To splurge or not to splurge
By Debasish Roy Chowdhury (China Daily)
Updated: 2008-03-12 07:18
The annual NPC and CPPCC sessions, significant as they are for the country's policymaking, assume an added dimension this year that makes them relevant far beyond China's borders.
The sessions come at a time of unprecedented global financial instability. As the credit crisis triggered by the US subprime problem unfolds, the global economy finds itself in the throes of a possible recession. Banks in the West are writing down billions of dollars as mortgage-backed debts go bad. There are signs, such as poor retail and job figures, the crisis is spreading beyond financial realms and, more dangerously, beyond the realms of the US economy as national markets today are intertwined to the extent never seen before.
As all the tall talk of "containing" the subprime crisis looks hollow, the world searches for some substance that many feel emerging economies like China can lend at this critical hour. Can - and will - China deliver? The answer may well emerge in this annual meeting of policymakers and opinion leaders as they steer the course of the nation. And this time, of the world as well.
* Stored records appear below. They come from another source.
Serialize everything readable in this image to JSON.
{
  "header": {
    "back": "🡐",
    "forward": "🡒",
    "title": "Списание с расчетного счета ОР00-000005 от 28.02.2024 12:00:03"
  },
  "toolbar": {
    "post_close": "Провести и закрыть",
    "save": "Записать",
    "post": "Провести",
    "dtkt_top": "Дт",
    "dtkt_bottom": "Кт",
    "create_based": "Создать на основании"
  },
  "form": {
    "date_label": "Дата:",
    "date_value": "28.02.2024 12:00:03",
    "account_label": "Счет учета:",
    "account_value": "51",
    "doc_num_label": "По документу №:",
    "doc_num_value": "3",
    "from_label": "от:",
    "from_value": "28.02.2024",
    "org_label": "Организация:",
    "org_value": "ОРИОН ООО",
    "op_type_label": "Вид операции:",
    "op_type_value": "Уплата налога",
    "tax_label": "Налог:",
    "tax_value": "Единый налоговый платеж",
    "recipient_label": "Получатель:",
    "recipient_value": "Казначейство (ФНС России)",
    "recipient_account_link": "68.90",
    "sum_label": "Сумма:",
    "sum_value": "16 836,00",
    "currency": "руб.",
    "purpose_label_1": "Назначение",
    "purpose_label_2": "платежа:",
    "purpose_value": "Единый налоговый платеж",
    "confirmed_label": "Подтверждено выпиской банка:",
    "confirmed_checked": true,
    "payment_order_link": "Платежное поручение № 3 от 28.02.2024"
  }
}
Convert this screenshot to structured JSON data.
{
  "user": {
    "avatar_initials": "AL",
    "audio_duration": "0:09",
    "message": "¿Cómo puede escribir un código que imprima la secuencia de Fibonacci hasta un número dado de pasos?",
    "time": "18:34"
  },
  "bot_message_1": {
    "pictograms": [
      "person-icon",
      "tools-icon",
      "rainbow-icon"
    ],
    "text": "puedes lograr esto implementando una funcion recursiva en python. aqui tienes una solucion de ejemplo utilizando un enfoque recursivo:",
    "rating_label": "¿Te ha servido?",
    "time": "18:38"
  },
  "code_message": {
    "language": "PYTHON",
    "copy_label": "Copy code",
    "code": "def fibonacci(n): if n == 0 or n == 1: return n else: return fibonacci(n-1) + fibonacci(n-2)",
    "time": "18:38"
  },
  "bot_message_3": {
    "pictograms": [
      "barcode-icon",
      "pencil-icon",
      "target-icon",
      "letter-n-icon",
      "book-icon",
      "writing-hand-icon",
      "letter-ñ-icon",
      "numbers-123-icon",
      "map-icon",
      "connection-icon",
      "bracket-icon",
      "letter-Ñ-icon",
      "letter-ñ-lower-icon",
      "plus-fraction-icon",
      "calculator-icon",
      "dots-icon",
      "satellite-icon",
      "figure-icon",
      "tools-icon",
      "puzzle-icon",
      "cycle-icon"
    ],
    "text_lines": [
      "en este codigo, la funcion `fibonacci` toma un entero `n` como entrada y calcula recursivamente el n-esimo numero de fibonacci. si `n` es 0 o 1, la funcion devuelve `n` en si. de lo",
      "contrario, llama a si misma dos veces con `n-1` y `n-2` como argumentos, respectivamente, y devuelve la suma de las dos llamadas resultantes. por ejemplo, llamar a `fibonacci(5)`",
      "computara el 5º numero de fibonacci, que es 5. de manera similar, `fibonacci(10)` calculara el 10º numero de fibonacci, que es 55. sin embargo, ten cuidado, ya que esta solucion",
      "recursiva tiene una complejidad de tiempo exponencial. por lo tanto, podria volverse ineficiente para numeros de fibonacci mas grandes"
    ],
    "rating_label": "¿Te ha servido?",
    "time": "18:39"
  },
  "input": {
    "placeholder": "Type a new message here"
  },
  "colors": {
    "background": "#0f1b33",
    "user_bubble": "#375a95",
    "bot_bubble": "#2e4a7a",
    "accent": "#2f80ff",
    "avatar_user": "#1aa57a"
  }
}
Emerging markets now account for roughly half the global economy. They are also thought to have fostered a substantial growth in demand and mutual trade, making them less dependent on exports to the West. With huge forex reserves, they are also capable of withstanding external shocks. So in times like these, many believe, emerging economies can not only hold their own, but also take up the slack by providing an engine for global demand if the advanced economies are derailed. Hence, the emerging economies have "decoupled" from the US, goes one school of thought. This year will put this thesis to serious test. If proven true, it will herald a new multipolar economic world order in which the almighty US economy is just another player.
That could indeed be the case eventually but not yet. As of now, such a scenario looks statistically untenable. Despite the bulging trade among emerging economies, a lot of it is for processing purposes, with advanced economies still the final destination.
At the end of the day, the US consumes nearly 10 times as much as China and 15 times as much as India. It's clearly not time yet to discuss the possibility of a life without the US. The People's Bank of China has acknowledged this fact, saying China is anything but decoupled from the US.
China's importance today lies not in its potential of replacing the US economy, but in helping to keep it humming. US problem is lack of liquidity, China's is excess liquidity. This extra cash can help resuscitate the troubled US financial institutions and grease the levers of international finance.
CITIC's cross-shareholding deal with Bear Stearns and China Investment Corp's infusion of $5 billion into Morgan Stanley are instances of China already playing that role. But China Development Bank's decision to refrain from a similar cash injection into Citigroup also shows its hesitancy in doing so.
While an influential section of Chinese opinion makers feel the country must use the global credit crisis to buy into ailing US financial powerhouses, an equally important section believes China should not burn its fingers by doing so in a climate of economic uncertainty.
The deliberations between the two sides during the current sessions will determine how China will calibrate its investments in Western financial majors. Much of global growth this year will hinge on which view prevails.
The author is a senior editor with China Daily
(China Daily 03/12/2008 page7)